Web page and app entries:
-- Opening Marker --

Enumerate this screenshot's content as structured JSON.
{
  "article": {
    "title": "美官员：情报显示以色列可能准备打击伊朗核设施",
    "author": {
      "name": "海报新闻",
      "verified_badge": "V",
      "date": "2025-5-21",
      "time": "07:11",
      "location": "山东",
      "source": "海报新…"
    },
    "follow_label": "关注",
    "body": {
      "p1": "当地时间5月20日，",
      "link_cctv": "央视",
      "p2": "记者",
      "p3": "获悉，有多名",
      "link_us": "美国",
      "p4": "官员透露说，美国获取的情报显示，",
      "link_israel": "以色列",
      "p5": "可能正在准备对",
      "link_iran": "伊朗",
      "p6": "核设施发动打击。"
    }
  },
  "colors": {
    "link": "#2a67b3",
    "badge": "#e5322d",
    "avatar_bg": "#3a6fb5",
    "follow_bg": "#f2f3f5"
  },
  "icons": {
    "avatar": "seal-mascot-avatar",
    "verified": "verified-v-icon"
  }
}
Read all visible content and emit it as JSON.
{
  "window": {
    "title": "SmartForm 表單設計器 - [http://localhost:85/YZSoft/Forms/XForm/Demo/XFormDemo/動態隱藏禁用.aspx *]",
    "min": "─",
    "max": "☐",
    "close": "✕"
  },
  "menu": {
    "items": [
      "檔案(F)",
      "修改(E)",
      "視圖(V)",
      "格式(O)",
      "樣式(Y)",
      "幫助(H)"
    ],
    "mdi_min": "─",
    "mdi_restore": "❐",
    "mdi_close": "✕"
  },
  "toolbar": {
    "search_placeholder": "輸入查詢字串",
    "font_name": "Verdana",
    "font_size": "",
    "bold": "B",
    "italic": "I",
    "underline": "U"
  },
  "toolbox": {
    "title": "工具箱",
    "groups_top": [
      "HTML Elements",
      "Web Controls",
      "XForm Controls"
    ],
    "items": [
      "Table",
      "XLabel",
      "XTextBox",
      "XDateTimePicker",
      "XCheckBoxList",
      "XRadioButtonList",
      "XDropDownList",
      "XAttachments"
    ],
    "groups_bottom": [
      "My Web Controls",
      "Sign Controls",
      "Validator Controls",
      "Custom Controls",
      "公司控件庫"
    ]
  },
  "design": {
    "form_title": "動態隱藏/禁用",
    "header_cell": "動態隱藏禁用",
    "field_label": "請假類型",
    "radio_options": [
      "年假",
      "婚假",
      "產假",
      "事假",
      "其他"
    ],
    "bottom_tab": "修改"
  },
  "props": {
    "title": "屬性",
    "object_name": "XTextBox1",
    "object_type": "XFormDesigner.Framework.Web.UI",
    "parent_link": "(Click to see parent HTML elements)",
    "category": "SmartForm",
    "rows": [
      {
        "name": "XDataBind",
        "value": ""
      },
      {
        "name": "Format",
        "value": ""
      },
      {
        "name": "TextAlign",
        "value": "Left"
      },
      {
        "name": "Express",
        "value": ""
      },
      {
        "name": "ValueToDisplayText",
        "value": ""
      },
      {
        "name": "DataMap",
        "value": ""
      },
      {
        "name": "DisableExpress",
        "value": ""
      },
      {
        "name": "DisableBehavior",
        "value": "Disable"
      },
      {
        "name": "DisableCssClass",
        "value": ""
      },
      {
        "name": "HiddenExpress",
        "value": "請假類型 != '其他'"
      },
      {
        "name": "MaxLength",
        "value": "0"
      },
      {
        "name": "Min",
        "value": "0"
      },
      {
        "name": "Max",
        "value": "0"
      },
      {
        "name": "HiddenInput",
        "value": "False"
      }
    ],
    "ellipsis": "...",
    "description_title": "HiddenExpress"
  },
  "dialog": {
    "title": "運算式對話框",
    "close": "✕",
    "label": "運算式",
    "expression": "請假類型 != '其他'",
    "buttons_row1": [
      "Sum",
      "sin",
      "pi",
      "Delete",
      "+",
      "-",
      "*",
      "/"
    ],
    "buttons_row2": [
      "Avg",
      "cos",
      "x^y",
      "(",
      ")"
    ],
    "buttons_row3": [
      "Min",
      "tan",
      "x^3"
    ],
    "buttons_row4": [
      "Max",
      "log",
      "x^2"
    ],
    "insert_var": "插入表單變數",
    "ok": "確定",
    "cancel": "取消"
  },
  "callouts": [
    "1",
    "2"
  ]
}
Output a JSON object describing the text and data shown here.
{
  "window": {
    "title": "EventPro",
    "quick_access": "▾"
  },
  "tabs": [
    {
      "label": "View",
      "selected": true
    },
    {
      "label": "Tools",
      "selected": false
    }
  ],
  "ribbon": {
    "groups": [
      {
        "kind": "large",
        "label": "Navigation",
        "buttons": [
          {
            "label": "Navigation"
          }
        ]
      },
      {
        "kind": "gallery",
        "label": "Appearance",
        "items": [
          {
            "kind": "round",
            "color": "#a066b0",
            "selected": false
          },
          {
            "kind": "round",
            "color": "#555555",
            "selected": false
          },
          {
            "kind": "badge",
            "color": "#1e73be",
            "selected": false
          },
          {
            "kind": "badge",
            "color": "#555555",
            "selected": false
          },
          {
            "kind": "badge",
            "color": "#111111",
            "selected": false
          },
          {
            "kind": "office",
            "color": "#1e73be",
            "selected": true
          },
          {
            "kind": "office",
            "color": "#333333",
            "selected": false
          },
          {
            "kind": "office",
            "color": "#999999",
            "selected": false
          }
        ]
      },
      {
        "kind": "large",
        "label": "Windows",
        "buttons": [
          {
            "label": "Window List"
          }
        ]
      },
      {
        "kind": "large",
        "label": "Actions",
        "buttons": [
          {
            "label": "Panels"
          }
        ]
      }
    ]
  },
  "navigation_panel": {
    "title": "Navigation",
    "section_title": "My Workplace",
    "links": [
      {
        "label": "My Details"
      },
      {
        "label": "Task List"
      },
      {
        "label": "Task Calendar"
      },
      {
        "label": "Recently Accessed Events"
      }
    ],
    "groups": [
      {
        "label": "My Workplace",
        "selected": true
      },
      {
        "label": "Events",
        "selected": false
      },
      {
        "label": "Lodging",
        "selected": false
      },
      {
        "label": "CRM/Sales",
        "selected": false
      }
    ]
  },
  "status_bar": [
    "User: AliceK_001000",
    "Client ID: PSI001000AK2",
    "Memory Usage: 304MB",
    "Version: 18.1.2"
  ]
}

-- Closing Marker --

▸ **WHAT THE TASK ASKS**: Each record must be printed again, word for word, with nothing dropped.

▸ **TASK RESPONSE**:
Enumerate this screenshot's content as structured JSON.
{
  "article": {
    "title": "美官员：情报显示以色列可能准备打击伊朗核设施",
    "author": {
      "name": "海报新闻",
      "verified_badge": "V",
      "date": "2025-5-21",
      "time": "07:11",
      "location": "山东",
      "source": "海报新…"
    },
    "follow_label": "关注",
    "body": {
      "p1": "当地时间5月20日，",
      "link_cctv": "央视",
      "p2": "记者",
      "p3": "获悉，有多名",
      "link_us": "美国",
      "p4": "官员透露说，美国获取的情报显示，",
      "link_israel": "以色列",
      "p5": "可能正在准备对",
      "link_iran": "伊朗",
      "p6": "核设施发动打击。"
    }
  },
  "colors": {
    "link": "#2a67b3",
    "badge": "#e5322d",
    "avatar_bg": "#3a6fb5",
    "follow_bg": "#f2f3f5"
  },
  "icons": {
    "avatar": "seal-mascot-avatar",
    "verified": "verified-v-icon"
  }
}
Read all visible content and emit it as JSON.
{
  "window": {
    "title": "SmartForm 表單設計器 - [http://localhost:85/YZSoft/Forms/XForm/Demo/XFormDemo/動態隱藏禁用.aspx *]",
    "min": "─",
    "max": "☐",
    "close": "✕"
  },
  "menu": {
    "items": [
      "檔案(F)",
      "修改(E)",
      "視圖(V)",
      "格式(O)",
      "樣式(Y)",
      "幫助(H)"
    ],
    "mdi_min": "─",
    "mdi_restore": "❐",
    "mdi_close": "✕"
  },
  "toolbar": {
    "search_placeholder": "輸入查詢字串",
    "font_name": "Verdana",
    "font_size": "",
    "bold": "B",
    "italic": "I",
    "underline": "U"
  },
  "toolbox": {
    "title": "工具箱",
    "groups_top": [
      "HTML Elements",
      "Web Controls",
      "XForm Controls"
    ],
    "items": [
      "Table",
      "XLabel",
      "XTextBox",
      "XDateTimePicker",
      "XCheckBoxList",
      "XRadioButtonList",
      "XDropDownList",
      "XAttachments"
    ],
    "groups_bottom": [
      "My Web Controls",
      "Sign Controls",
      "Validator Controls",
      "Custom Controls",
      "公司控件庫"
    ]
  },
  "design": {
    "form_title": "動態隱藏/禁用",
    "header_cell": "動態隱藏禁用",
    "field_label": "請假類型",
    "radio_options": [
      "年假",
      "婚假",
      "產假",
      "事假",
      "其他"
    ],
    "bottom_tab": "修改"
  },
  "props": {
    "title": "屬性",
    "object_name": "XTextBox1",
    "object_type": "XFormDesigner.Framework.Web.UI",
    "parent_link": "(Click to see parent HTML elements)",
    "category": "SmartForm",
    "rows": [
      {
        "name": "XDataBind",
        "value": ""
      },
      {
        "name": "Format",
        "value": ""
      },
      {
        "name": "TextAlign",
        "value": "Left"
      },
      {
        "name": "Express",
        "value": ""
      },
      {
        "name": "ValueToDisplayText",
        "value": ""
      },
      {
        "name": "DataMap",
        "value": ""
      },
      {
        "name": "DisableExpress",
        "value": ""
      },
      {
        "name": "DisableBehavior",
        "value": "Disable"
      },
      {
        "name": "DisableCssClass",
        "value": ""
      },
      {
        "name": "HiddenExpress",
        "value": "請假類型 != '其他'"
      },
      {
        "name": "MaxLength",
        "value": "0"
      },
      {
        "name": "Min",
        "value": "0"
      },
      {
        "name": "Max",
        "value": "0"
      },
      {
        "name": "HiddenInput",
        "value": "False"
      }
    ],
    "ellipsis": "...",
    "description_title": "HiddenExpress"
  },
  "dialog": {
    "title": "運算式對話框",
    "close": "✕",
    "label": "運算式",
    "expression": "請假類型 != '其他'",
    "buttons_row1": [
      "Sum",
      "sin",
      "pi",
      "Delete",
      "+",
      "-",
      "*",
      "/"
    ],
    "buttons_row2": [
      "Avg",
      "cos",
      "x^y",
      "(",
      ")"
    ],
    "buttons_row3": [
      "Min",
      "tan",
      "x^3"
    ],
    "buttons_row4": [
      "Max",
      "log",
      "x^2"
    ],
    "insert_var": "插入表單變數",
    "ok": "確定",
    "cancel": "取消"
  },
  "callouts": [
    "1",
    "2"
  ]
}
Output a JSON object describing the text and data shown here.
{
  "window": {
    "title": "EventPro",
    "quick_access": "▾"
  },
  "tabs": [
    {
      "label": "View",
      "selected": true
    },
    {
      "label": "Tools",
      "selected": false
    }
  ],
  "ribbon": {
    "groups": [
      {
        "kind": "large",
        "label": "Navigation",
        "buttons": [
          {
            "label": "Navigation"
          }
        ]
      },
      {
        "kind": "gallery",
        "label": "Appearance",
        "items": [
          {
            "kind": "round",
            "color": "#a066b0",
            "selected": false
          },
          {
            "kind": "round",
            "color": "#555555",
            "selected": false
          },
          {
            "kind": "badge",
            "color": "#1e73be",
            "selected": false
          },
          {
            "kind": "badge",
            "color": "#555555",
            "selected": false
          },
          {
            "kind": "badge",
            "color": "#111111",
            "selected": false
          },
          {
            "kind": "office",
            "color": "#1e73be",
            "selected": true
          },
          {
            "kind": "office",
            "color": "#333333",
            "selected": false
          },
          {
            "kind": "office",
            "color": "#999999",
            "selected": false
          }
        ]
      },
      {
        "kind": "large",
        "label": "Windows",
        "buttons": [
          {
            "label": "Window List"
          }
        ]
      },
      {
        "kind": "large",
        "label": "Actions",
        "buttons": [
          {
            "label": "Panels"
          }
        ]
      }
    ]
  },
  "navigation_panel": {
    "title": "Navigation",
    "section_title": "My Workplace",
    "links": [
      {
        "label": "My Details"
      },
      {
        "label": "Task List"
      },
      {
        "label": "Task Calendar"
      },
      {
        "label": "Recently Accessed Events"
      }
    ],
    "groups": [
      {
        "label": "My Workplace",
        "selected": true
      },
      {
        "label": "Events",
        "selected": false
      },
      {
        "label": "Lodging",
        "selected": false
      },
      {
        "label": "CRM/Sales",
        "selected": false
      }
    ]
  },
  "status_bar": [
    "User: AliceK_001000",
    "Client ID: PSI001000AK2",
    "Memory Usage: 304MB",
    "Version: 18.1.2"
  ]
}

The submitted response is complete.